***** Input data
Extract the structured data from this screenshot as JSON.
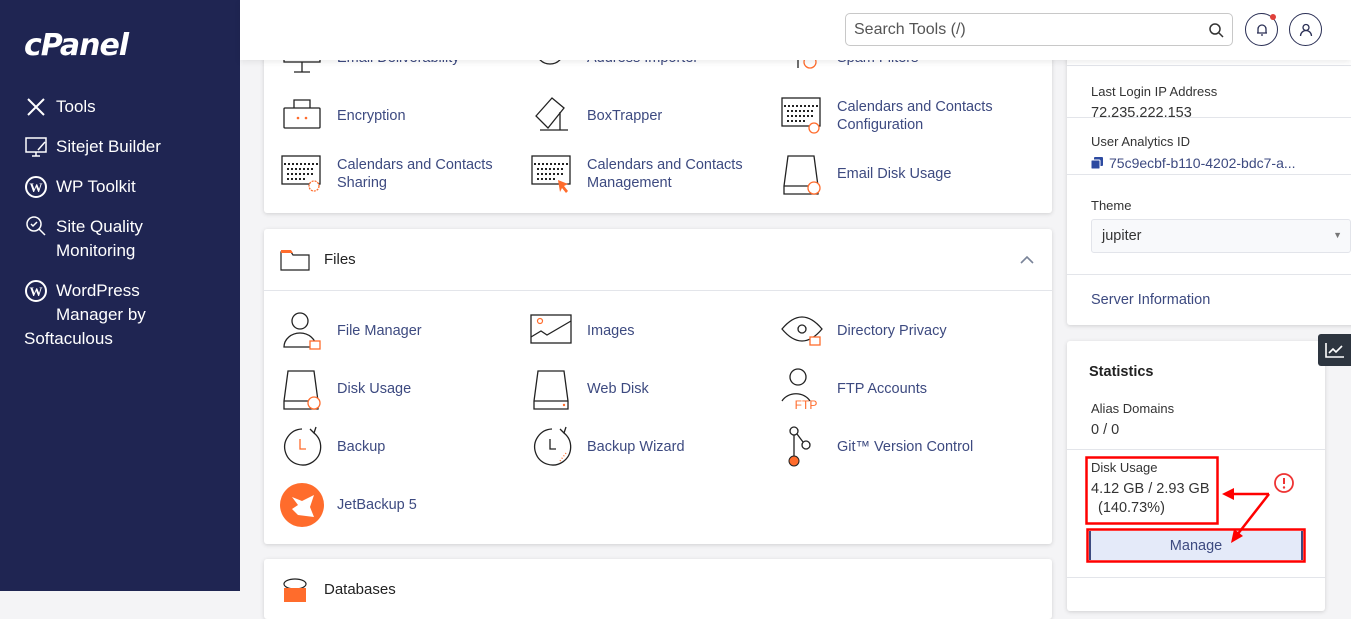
{
  "brand": "cPanel",
  "sidebar": {
    "items": [
      {
        "label": "Tools",
        "icon": "tools-icon"
      },
      {
        "label": "Sitejet Builder",
        "icon": "monitor-pen-icon"
      },
      {
        "label": "WP Toolkit",
        "icon": "wordpress-icon"
      },
      {
        "label": "Site Quality\nMonitoring",
        "icon": "magnifier-check-icon"
      },
      {
        "label": "WordPress\nManager by",
        "label2": "Softaculous",
        "icon": "wordpress-icon"
      }
    ]
  },
  "header": {
    "search_placeholder": "Search Tools (/)"
  },
  "email_section": {
    "items": [
      {
        "label": "Email Deliverability",
        "icon": "monitor-icon"
      },
      {
        "label": "Address Importer",
        "icon": "at-upload-icon"
      },
      {
        "label": "Spam Filters",
        "icon": "filter-alert-icon"
      },
      {
        "label": "Encryption",
        "icon": "lock-icon"
      },
      {
        "label": "BoxTrapper",
        "icon": "box-trap-icon"
      },
      {
        "label": "Calendars and Contacts\nConfiguration",
        "icon": "calendar-at-icon"
      },
      {
        "label": "Calendars and Contacts\nSharing",
        "icon": "calendar-gear-icon"
      },
      {
        "label": "Calendars and Contacts\nManagement",
        "icon": "calendar-cursor-icon"
      },
      {
        "label": "Email Disk Usage",
        "icon": "disk-pie-icon"
      }
    ]
  },
  "files_section": {
    "title": "Files",
    "items": [
      {
        "label": "File Manager",
        "icon": "user-folder-icon"
      },
      {
        "label": "Images",
        "icon": "image-icon"
      },
      {
        "label": "Directory Privacy",
        "icon": "eye-folder-icon"
      },
      {
        "label": "Disk Usage",
        "icon": "disk-pie-icon"
      },
      {
        "label": "Web Disk",
        "icon": "disk-icon"
      },
      {
        "label": "FTP Accounts",
        "icon": "user-ftp-icon"
      },
      {
        "label": "Backup",
        "icon": "clock-arrow-icon"
      },
      {
        "label": "Backup Wizard",
        "icon": "clock-wand-icon"
      },
      {
        "label": "Git™ Version Control",
        "icon": "git-icon"
      },
      {
        "label": "JetBackup 5",
        "icon": "jetbackup-icon"
      }
    ]
  },
  "databases_section": {
    "title": "Databases"
  },
  "general_info": {
    "last_login_label": "Last Login IP Address",
    "last_login_value": "72.235.222.153",
    "analytics_label": "User Analytics ID",
    "analytics_value": "75c9ecbf-b110-4202-bdc7-a...",
    "theme_label": "Theme",
    "theme_value": "jupiter",
    "server_info": "Server Information"
  },
  "statistics": {
    "title": "Statistics",
    "alias_label": "Alias Domains",
    "alias_value": "0 / 0",
    "disk_label": "Disk Usage",
    "disk_value": "4.12 GB / 2.93 GB",
    "disk_percent": "(140.73%)",
    "manage_label": "Manage"
  },
  "colors": {
    "sidebar": "#1f2552",
    "accent": "#ff6c2c",
    "annotation": "#ff0000",
    "label": "#3d4a80"
  }
}
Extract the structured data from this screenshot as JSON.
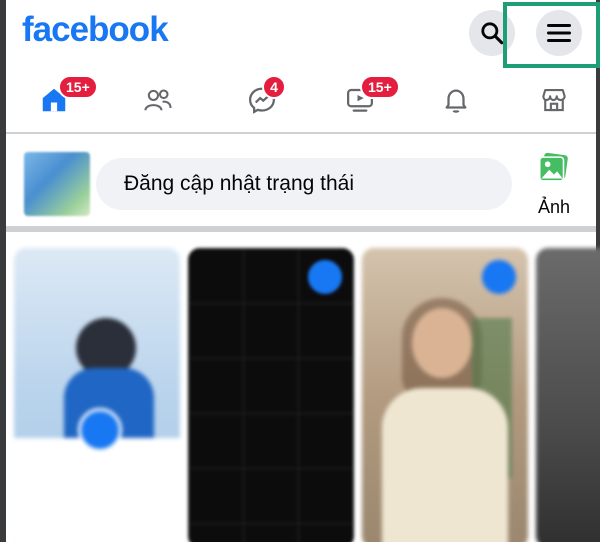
{
  "header": {
    "logo_text": "facebook",
    "search_icon": "search-icon",
    "menu_icon": "hamburger-menu-icon"
  },
  "nav": {
    "items": [
      {
        "name": "home",
        "icon": "home-icon",
        "badge": "15+",
        "active": true
      },
      {
        "name": "friends",
        "icon": "friends-icon",
        "badge": ""
      },
      {
        "name": "messenger",
        "icon": "messenger-icon",
        "badge": "4"
      },
      {
        "name": "watch",
        "icon": "video-icon",
        "badge": "15+"
      },
      {
        "name": "notifications",
        "icon": "bell-icon",
        "badge": ""
      },
      {
        "name": "marketplace",
        "icon": "store-icon",
        "badge": ""
      }
    ]
  },
  "composer": {
    "status_placeholder": "Đăng cập nhật trạng thái",
    "photo_label": "Ảnh"
  },
  "colors": {
    "brand": "#1877f2",
    "badge": "#e41e3f",
    "highlight": "#1e9e77",
    "input_bg": "#f0f2f5"
  }
}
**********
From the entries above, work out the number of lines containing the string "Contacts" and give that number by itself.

Exercise response
3